In refuting the suggestion that it’s okay to sin, Paul refers to the believer’s union with Christ’s death:

'all of us who were baptised into Christ Jesus were baptised into his death . We were therefore buried with him through baptism into death in order that, just as Christ was raised from the dead through the glory of the Father, we too may live a new life' (Romans 6:3,4).

Here Paul begins to explain his previous phrase 'we died to sin', but before we look into that it is necessary to discuss the meaning of the word 'baptised' and ‘baptism’ in these verses.

Two options are before us: [1] that Paul is speaking of the baptism by the Spirit whereby we are united to Jesus Christ, as in 1 Corinthians 12:13, or [2] that the reference is to rite of water baptism. We will look at the implications of each of these in turn.

If Paul is referring to the baptism by the Spirit whereby we are united to Christ simultaneously with our repentance and faith, then it means that, through the action of the Holy Spirit in uniting believers to Christ, all that Jesus Christ did and achieved as our substitute is from that moment on considered to be ours: we are crucified, dead and buried, and raised to new life, in the death, crucifixion, burial and resurrection of our Lord Jesus Christ. Thus this passage speaks of the act of God's grace, whereby we are so united by the Spirit to Christ our substitute, that, in his death, we have fully met the righteous demands of the Law, and so united with him by his Spirit as to share his life. To this gift of life Christ repeatedly refers in the Gospel of John; it is given to a person at the point of faith in Christ, not at the point of water baptism. (See John 3:36a; 5:24). It is totally dependent on our union with Christ, not on water baptism or any other human action (1 John 5:11,12). This union with Christ in his death and resurrection is also mentioned in Galatians 2:20 and Ephesians 2:4-6 without any reference to baptism.

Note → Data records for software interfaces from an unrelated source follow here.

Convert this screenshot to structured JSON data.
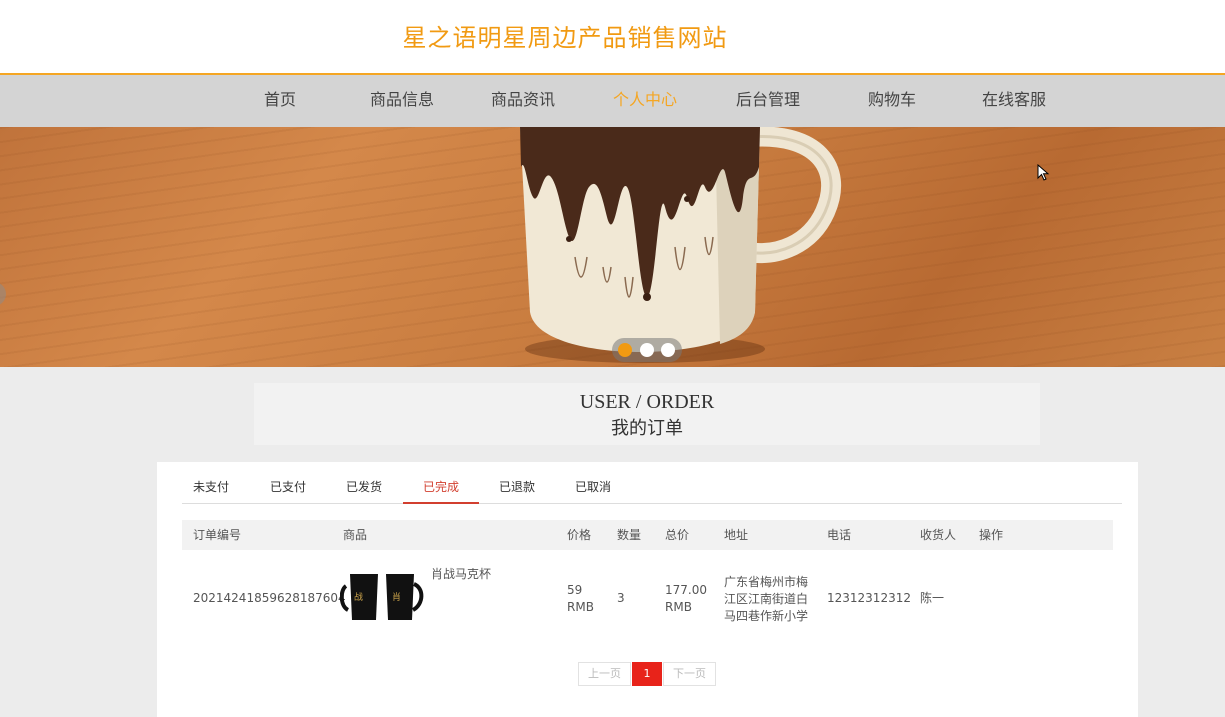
{
  "header": {
    "title": "星之语明星周边产品销售网站"
  },
  "nav": {
    "items": [
      {
        "label": "首页"
      },
      {
        "label": "商品信息"
      },
      {
        "label": "商品资讯"
      },
      {
        "label": "个人中心",
        "active": true
      },
      {
        "label": "后台管理"
      },
      {
        "label": "购物车"
      },
      {
        "label": "在线客服"
      }
    ],
    "accent": "#f5a623"
  },
  "carousel": {
    "slide_count": 3,
    "active_index": 0
  },
  "section": {
    "title_en": "USER / ORDER",
    "title_cn": "我的订单"
  },
  "tabs": [
    {
      "label": "未支付"
    },
    {
      "label": "已支付"
    },
    {
      "label": "已发货"
    },
    {
      "label": "已完成",
      "active": true
    },
    {
      "label": "已退款"
    },
    {
      "label": "已取消"
    }
  ],
  "table": {
    "headers": [
      "订单编号",
      "商品",
      "价格",
      "数量",
      "总价",
      "地址",
      "电话",
      "收货人",
      "操作"
    ],
    "rows": [
      {
        "order_no": "20214241859628187604",
        "product": "肖战马克杯",
        "price": "59 RMB",
        "quantity": "3",
        "total": "177.00 RMB",
        "address": "广东省梅州市梅江区江南街道白马四巷作新小学",
        "phone": "12312312312",
        "receiver": "陈一"
      }
    ]
  },
  "pagination": {
    "prev": "上一页",
    "current": "1",
    "next": "下一页"
  },
  "colors": {
    "title": "#f19a12",
    "tab_active": "#d23f2f",
    "page_active": "#e8231a"
  }
}
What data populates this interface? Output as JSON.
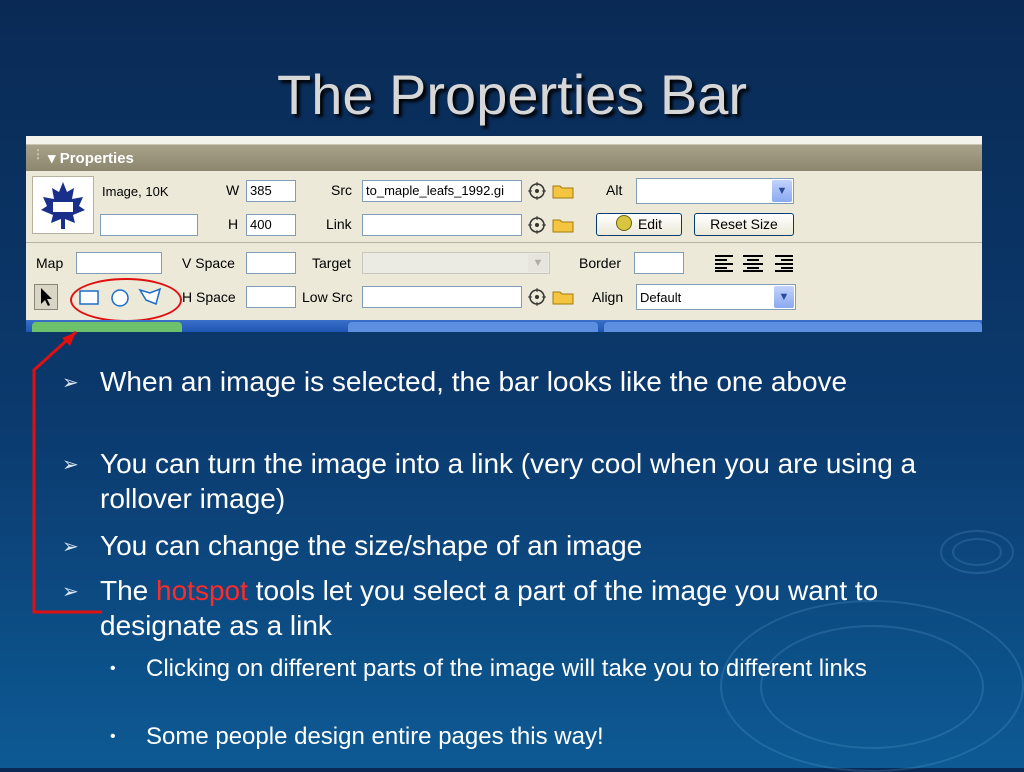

Thus in this option we have a threefold impact:

Spiritual: The Holy Spirit baptizes us into Christ simultaneously with our faith/repentance.

Legal: This baptism by the Spirit unites us with the physical death/resurrection of Christ in such a way that all that he achieved legally by his physical death, burial and resurrection is counted as ours.

Symbolic: By using the imagery of baptism, Paul gives to water baptism, which was the public declaration of belief in Christ, an additional significance: that through baptism by the Spirit we are united with Christ in his death and resurrection. Note that this additional symbolism of water baptism is never taught in either the Gospels or the Acts at the point of repentance and faith, but only here and in other epistles where the significance of the death of Christ for our salvation was in danger of being lost to a legalistic perversion of the Gospel.

If, on the other hand, this passage refers to water baptism, then the effect of the work of Christ our substitute on our behalf does not become ours until we are water baptised, because Paul clearly states 'all of us who were baptised into Christ Jesus were baptised into his death' and that 'we were buried with him through baptism into death', making an obvious statement that only those who are baptised have part in the substitutionary work of Christ. If we take this passage to mean water baptism then it is actually saying more than the testimony of the whole of Scripture will allow, and we would be identified with the cults that insist on water baptism as a prerequisite for salvation.

To argue for this option as some do, on the basis of the fact that in the Acts baptism occurred immediately upon repentance and faith, overlooks three other facts:

(1) that Cornelius and his household were clearly baptised by the Holy Spirit before baptism in water;

(2) that it is impossible to be born again (that is to repent and believe) apart from the Holy Spirit. Water baptism cannot make a person a Christian, that is, unite a person to Christ, even if that person is baptised immediately after conversion, because water baptism is a public declaration of one's new faith in Christ, which faith is impossible apart from baptism by the Holy Spirit, and

(3) that water baptism is an external human act with no guarantee that the participant is genuine.

Paul’s argument against the question ‘shall we go on sinning?’ is grounded in the fact that at the point of our conversion to faith in Christ the Holy Spirit united us to the death of Christ. And that death is all about sin. To be united to this death and still maintain that sin is okay reveals a failure to understand the value and significance of this death and this union.

© Rosemary Bardsley 2020